Around 11:00, the contractions got to be five minutes apart so we called the doctor - not my doctor, John, who was away at Notre Dame for his daughter's college graduation, but his brother, Tom, with whom he was in practice. He told us to head up to the hospital - just six blocks from our house - at about noon. We called my in-laws so they could make the hour drive up and packed up the car.
Two years earlier, we'd lost our oldest daughter, Anna Vivian, to a second-trimester miscarriage, and I'd been petrified of it happening again. But this pregnancy had been "textbook" - in fact, Dr. John, a high-risk OB I chose just in case, often joked that I was his boring patient. And so, too, with this labor.
When they checked me, the nurses asked several times if I were managing the pain all right - because, apparently, the monitor indicated that the contractions were "off the charts" in intensity.
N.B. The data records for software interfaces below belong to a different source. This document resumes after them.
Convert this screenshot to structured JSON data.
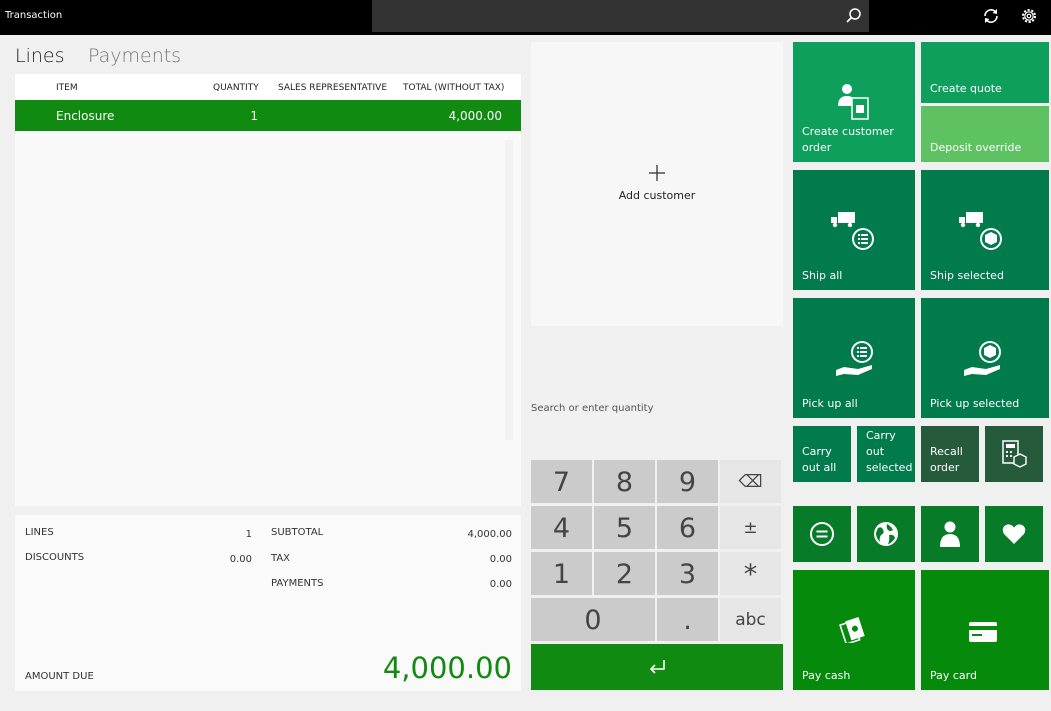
{
  "header": {
    "title": "Transaction"
  },
  "tabs": [
    {
      "label": "Lines"
    },
    {
      "label": "Payments"
    }
  ],
  "grid": {
    "columns": [
      "ITEM",
      "QUANTITY",
      "SALES REPRESENTATIVE",
      "TOTAL (WITHOUT TAX)"
    ],
    "rows": [
      {
        "item": "Enclosure",
        "quantity": "1",
        "sales_rep": "",
        "total": "4,000.00",
        "selected": true
      }
    ]
  },
  "totals": {
    "lines_label": "LINES",
    "lines_value": "1",
    "discounts_label": "DISCOUNTS",
    "discounts_value": "0.00",
    "subtotal_label": "SUBTOTAL",
    "subtotal_value": "4,000.00",
    "tax_label": "TAX",
    "tax_value": "0.00",
    "payments_label": "PAYMENTS",
    "payments_value": "0.00",
    "amount_due_label": "AMOUNT DUE",
    "amount_due_value": "4,000.00"
  },
  "customer": {
    "add_label": "Add customer"
  },
  "numpad": {
    "label": "Search or enter quantity",
    "keys": [
      "7",
      "8",
      "9",
      "⌫",
      "4",
      "5",
      "6",
      "±",
      "1",
      "2",
      "3",
      "*",
      "0",
      ".",
      "abc"
    ],
    "enter_icon": "enter-icon"
  },
  "tiles": {
    "create_customer_order": "Create customer order",
    "create_quote": "Create quote",
    "deposit_override": "Deposit override",
    "ship_all": "Ship all",
    "ship_selected": "Ship selected",
    "pick_up_all": "Pick up all",
    "pick_up_selected": "Pick up selected",
    "carry_out_all": "Carry out all",
    "carry_out_selected": "Carry out selected",
    "recall_order": "Recall order",
    "pay_cash": "Pay cash",
    "pay_card": "Pay card"
  },
  "icons": [
    "search-icon",
    "refresh-icon",
    "gear-icon",
    "calculator-icon",
    "equals-icon",
    "globe-icon",
    "customer-icon",
    "heart-icon",
    "cash-icon",
    "card-icon"
  ],
  "colors": {
    "accent": "#108a10",
    "tile_teal": "#017a4c",
    "tile_green": "#058a0b"
  }
}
But, thank God, I was handling it just fine, and everything progressed just as it should have.
At one point, they asked if I wanted an epidural and at first I agreed because I'd not any illusions of doing a completely natural childbirth; as long as I could avoid a c-section, I was okay with pain meds. But, as they started to prep for that, I saw the size needle they'd have to poke into my back, and I nearly fainted. So I changed my mind, feeling that even the worst contractions wouldn't be as scary as that. Surprised, they suggested a dose of Nubain to help me to doze for about half and hour. That I could handle, as it went into the IV drip, and - after that short, blessed rest - I was good to go.
At around 5:30, Dr. Tom said I was ready to start pushing. And then I panicked, as I didn't think I knew how to do that! We'd taken Lamaze, but the instructor had gone off on so many rabbit trails about her own birth experiences that the lesson on pushing had been squeezed into the last few minutes of the last class, and I was certain I had no idea now how to do it.
Besides that, I realized at that moment that I couldn't manage one aspect of labor that I'd hoped to enjoy: I'd planned to ask for a mirror so I could see the baby being born, but the intensity of the contractions was such that I had to close my eyes - shutting out all other stimuli as much as possible - to get through it.
But, unlike what I would experience with Rachel's little sister, Abigail, a year later, I did not feel an overpowering urgency to push. Instead, Dr. Tom and the nurses had to coach me through it so I'd push at the right times. I dutifully did what they said and kept expecting to hear them proclaim that the baby had been born; after about an hour of hard work and no result, I got frustrated and scared. "I can't do this," I said. And only to myself I thought, "Oh, God, is everything okay?"
Finally, though, shortly after 6:30 and just two pushes in the three-push cycle, Dr. Tom said, "Okay, stop. The head is out. Don't push more yet." Of course, that was the one moment in the entire labor when the urge to push became overwhelming, but I somehow resisted and waited, even as I was sure I'd burst into tears at the pain. Jeff later reported that, while we waited - just Rachel's head protruding from the birth canal - she lay there looking around as well as she could, blinking at what was undoubtedly an overwhelmingly bright light to her beautiful blue eyes.
A few minutes later, I pushed again, and - at 6:46 pm - out slid the baby. And as soon as he saw her, Jeff crowed, "It's Rachel!"
But then they whisked her away to the warming table instead of giving her to me, and terror filled my heart. Why are they doing that? Was that a hole in her lower spine I'd seen? Is she breathing?
Turns out, that was just Dr. Tom's method, and she was perfectly fine. And in a few more minutes I wrapped my arms around my 21-inch, eight-pound-four-ounce little girl. She blinked up at me, and I marveled at the beauty and perfection God created in this child. Eight years later, I'm still doing that.